ESPN reported that MLB sued Anthony Bosch. According to the news agency, MLB accused Anthony Bosch of scheming to provide banned performance-enhancing drugs to players in violation of their contracts. Being a lawyer and a baseball agent, let’s just say this issue is intriguing and likely frivolous for the following reasons.
First, there is a legal term called “standing.” Standing means a party has a right to make a legal claim or seek judicial enforcement of a duty or right. Accusing a person of scheming is one thing, but suing them because you have a right is another. It is the opinion of this baseball agent and lawyer that this case will turn into very little without showing MLB had standing. Thus, the fact MLB sued Anthony Bosch is likely being used for other reasons – like obtaining a “list” of major league baseball players. None the less, it is frivolous.
Second, the issue specific to Anthony Bosch is more likely to be an issue between him and a regulated health agency or licensing agency. In other words, it isn’t illegal to sell or advise persons on drugs (provided you have a license to offer this type of opinion). A baseball player seeking a legal drug or digestible food product is not an issue; even if the legal drug or digestible food product is specifically identified within a Collective Bargaining Agreement is certainly not an issue assuming it complies with regulatory concerns. In other words, just because Major League Baseball states a drug is banned according to a Collective Bargaining Agreement on its face does not support a cause of action in a court of law. Thus, if MLB sued Anthony Bosch for reasons related to health and regulatory concerns, doing so is not a cause of action.
Third, accusing another person of “scheming” is not a cause of action nor does it appear to support damages. In other words, having a valid cause of action is one thing – but there has to be actual “damages” in order to sue another person or entity. What would the damages possibly be? Of course, it is extremely probable a current or past baseball player has a legal cause of action against Anthony Bosch (defamation, fiduciary responsibility, professional responsibility, etc.), but what damages did MLB suffer? The fact a baseball player suffered damages does not translate into MLB suffering damages.
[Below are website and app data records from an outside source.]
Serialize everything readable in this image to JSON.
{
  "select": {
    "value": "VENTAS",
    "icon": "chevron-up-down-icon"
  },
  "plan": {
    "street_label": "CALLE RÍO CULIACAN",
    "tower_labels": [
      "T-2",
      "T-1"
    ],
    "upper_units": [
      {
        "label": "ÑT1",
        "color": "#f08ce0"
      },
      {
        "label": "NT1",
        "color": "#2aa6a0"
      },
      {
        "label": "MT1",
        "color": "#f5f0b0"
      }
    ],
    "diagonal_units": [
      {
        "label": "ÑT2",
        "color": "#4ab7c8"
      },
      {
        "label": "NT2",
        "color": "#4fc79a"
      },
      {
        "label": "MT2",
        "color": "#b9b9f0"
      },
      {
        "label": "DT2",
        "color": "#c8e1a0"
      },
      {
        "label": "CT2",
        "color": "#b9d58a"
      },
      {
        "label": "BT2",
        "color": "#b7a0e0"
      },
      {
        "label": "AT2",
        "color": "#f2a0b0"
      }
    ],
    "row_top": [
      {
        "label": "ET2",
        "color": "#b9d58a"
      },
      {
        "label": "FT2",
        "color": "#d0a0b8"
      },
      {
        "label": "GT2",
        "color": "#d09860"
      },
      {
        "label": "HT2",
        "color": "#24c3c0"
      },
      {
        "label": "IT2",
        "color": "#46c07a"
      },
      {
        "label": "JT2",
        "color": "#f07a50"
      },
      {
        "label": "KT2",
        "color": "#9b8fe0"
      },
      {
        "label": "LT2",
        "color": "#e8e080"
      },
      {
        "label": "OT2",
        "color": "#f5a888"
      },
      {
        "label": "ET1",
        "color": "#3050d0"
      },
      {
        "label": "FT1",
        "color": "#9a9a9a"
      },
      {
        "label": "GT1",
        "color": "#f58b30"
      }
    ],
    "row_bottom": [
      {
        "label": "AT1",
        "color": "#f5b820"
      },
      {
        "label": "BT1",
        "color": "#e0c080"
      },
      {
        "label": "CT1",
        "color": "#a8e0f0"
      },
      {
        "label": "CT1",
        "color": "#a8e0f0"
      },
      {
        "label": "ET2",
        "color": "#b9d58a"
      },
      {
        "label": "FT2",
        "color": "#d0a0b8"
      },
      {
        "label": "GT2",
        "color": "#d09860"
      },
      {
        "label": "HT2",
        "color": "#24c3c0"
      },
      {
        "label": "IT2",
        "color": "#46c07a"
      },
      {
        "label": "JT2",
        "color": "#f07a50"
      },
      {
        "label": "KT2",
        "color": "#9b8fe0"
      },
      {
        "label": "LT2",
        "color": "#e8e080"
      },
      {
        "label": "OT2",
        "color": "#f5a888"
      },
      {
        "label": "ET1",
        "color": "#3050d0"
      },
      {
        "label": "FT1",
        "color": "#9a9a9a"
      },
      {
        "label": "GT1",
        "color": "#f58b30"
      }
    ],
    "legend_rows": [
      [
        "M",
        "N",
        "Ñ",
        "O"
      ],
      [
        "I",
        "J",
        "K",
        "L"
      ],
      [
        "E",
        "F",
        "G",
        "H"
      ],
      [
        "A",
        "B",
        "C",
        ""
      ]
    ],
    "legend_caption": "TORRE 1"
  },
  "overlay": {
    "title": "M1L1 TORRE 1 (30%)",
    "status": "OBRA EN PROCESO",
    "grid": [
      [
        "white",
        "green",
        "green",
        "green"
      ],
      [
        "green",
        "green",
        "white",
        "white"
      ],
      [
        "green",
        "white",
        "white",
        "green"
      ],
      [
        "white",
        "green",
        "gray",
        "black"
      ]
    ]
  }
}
Thus, if MLB sued Anthony Bosch, it is likely going to be an uphill battle for the simple reason MLB didn’t suffer damages.
It is the opinion of this baseball agent that the fact MLB sued Anthony Bosch is not a “game changer” as suggested by ESPN. This is true because the suit is likely frivolous for lack of standing, lack of a legitimate legal cause of action, and if there was a cause of action the claim likely doesn’t support damages.